Flowers for Alegnon
Charlie Gordon is okay about how his life turned out, he only wishes that he could be smart. When a group of psychologists are looking for a candidate for an experiment to make you smart, Charlie begs to be their choice. However, will this change bring about good or bad things for Charlie?
I decided to read this book as one of the twelve books I wanted to read before I turn 30. I have heard so many things about this book since high school. However, no one is really detailed about why they liked the book. All they would say is either, “it was SO GOOD,” or “omg, it was SO SAD!” So I didn’t really understand the heartbreak or the soul crushing sadness that I would face when I read this work. I honestly feel like all those people I’ve ever asked about this book. Yes, it was SO GOOD and yes it was SO SAD!
I have always been fascinated by the human brain and how psychological experiments are conducted so this read was SO interesting to me. The way the author portrayed this beautiful and troubling story was so very well done and I don’t think it could of been done any other way. The story of Charlie’s journey through the psychological experiments is told through Charlie’s journal entries he is asked to write for the experiment. At first the journal entries are filled with typos and a lightheartedness for his life. But of course it is like reading the journal of a young child and a very depressing ignorance for the cruelty of the world. As Charlie’s story continues and the experiment begins to take hold in his brain, he starts to realize the splendor of the art of the world, but also the horror that intelligence brings as well. He starts to notice that people treat him as other and that his past is a haunting place.
As I was reading through Charlie’s story, I came upon that old saying, “ignorance is bliss.” I couldn’t help but think that Charlie gaining that intelligence almost was a detriment to his situation and he would of almost been better off the way he was in the beginning of the story. As Charlie gained that intelligence that he so desperately seeked, he almost became too absorbed by the knowledge and wasn’t able to lead a normal life, even more so than before the experiment. This book made me realize so many terrible things and it was VERY difficult to truly absorb it all. I believe this book is one of those reads that I’m going to have to read again and again to truly grasp all the gory details this author is trying to convey.
Not only does this book question if intelligence is the secret to happiness, it also examines how people view and treat people dealing with mentally related issues. I found Charlie’s struggle with this the most fascinating! I mean he struggles to find sympathy and understanding or the people from his past classroom when he is gaining more intelligence from the experiment. That was SO SHOCKING to me! I thought of all people he would be the most accepting and understanding, but I was wrong!

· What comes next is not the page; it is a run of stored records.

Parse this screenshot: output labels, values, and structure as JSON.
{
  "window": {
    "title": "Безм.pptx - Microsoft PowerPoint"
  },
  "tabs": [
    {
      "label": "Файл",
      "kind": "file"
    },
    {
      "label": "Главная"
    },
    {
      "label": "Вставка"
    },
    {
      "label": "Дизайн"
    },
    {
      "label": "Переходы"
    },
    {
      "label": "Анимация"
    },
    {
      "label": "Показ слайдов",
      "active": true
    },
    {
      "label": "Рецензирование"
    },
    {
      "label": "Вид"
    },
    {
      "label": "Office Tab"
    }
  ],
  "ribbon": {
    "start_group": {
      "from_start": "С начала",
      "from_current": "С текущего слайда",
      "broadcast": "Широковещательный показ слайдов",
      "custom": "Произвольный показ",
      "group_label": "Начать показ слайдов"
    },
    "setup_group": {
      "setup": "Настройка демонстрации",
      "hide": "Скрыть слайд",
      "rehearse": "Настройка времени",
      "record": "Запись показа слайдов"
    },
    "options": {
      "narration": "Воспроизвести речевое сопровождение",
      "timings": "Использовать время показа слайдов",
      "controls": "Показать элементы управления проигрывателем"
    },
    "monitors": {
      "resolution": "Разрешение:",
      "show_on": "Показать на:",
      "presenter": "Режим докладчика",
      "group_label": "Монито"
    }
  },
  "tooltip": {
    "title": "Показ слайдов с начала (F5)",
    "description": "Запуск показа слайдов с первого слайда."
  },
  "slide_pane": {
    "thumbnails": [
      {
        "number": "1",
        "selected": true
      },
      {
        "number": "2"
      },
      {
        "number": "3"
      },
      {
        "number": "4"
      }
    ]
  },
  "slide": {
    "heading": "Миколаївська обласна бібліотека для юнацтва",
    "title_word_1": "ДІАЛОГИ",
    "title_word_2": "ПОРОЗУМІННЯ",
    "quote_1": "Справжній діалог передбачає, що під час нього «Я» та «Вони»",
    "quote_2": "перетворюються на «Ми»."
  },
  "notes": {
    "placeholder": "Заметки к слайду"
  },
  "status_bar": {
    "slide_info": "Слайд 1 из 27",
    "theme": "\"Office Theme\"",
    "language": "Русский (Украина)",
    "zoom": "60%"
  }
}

This book also highlighted the way of science experiments and how sometimes human subjects can become dehumanized through the process. The idea of humans being tested on has always somewhat made me slightly uncomfortable, but I always rationalize that it is for the greater good and the human subjects are usually paid and aware of all the consequences of their participation. However, Charlie is a rare and depressing case because although he did want the experiment, did he really understand what was going to happen to him? I highly doubt he did. I also loved that the author had such a vivid comparison between both Charlie and Alegnon. Alegnon and him were both in the same situation despite the fact that one subject was an animal and the other was not.
I could go on and on and ON about this beautiful yet depressing tale, it was just so good! I believe everyone should read it because it is such a beautifully written book and it has such a wonderfully humbling and compassionate affect on the reader.
My Book Rating
5/5 Book World
Flowers for Algernon by Daniel Keyes
Genre: Science Fiction
Published by May 1, 2005 by Harvest Books
Copy Read: Paperback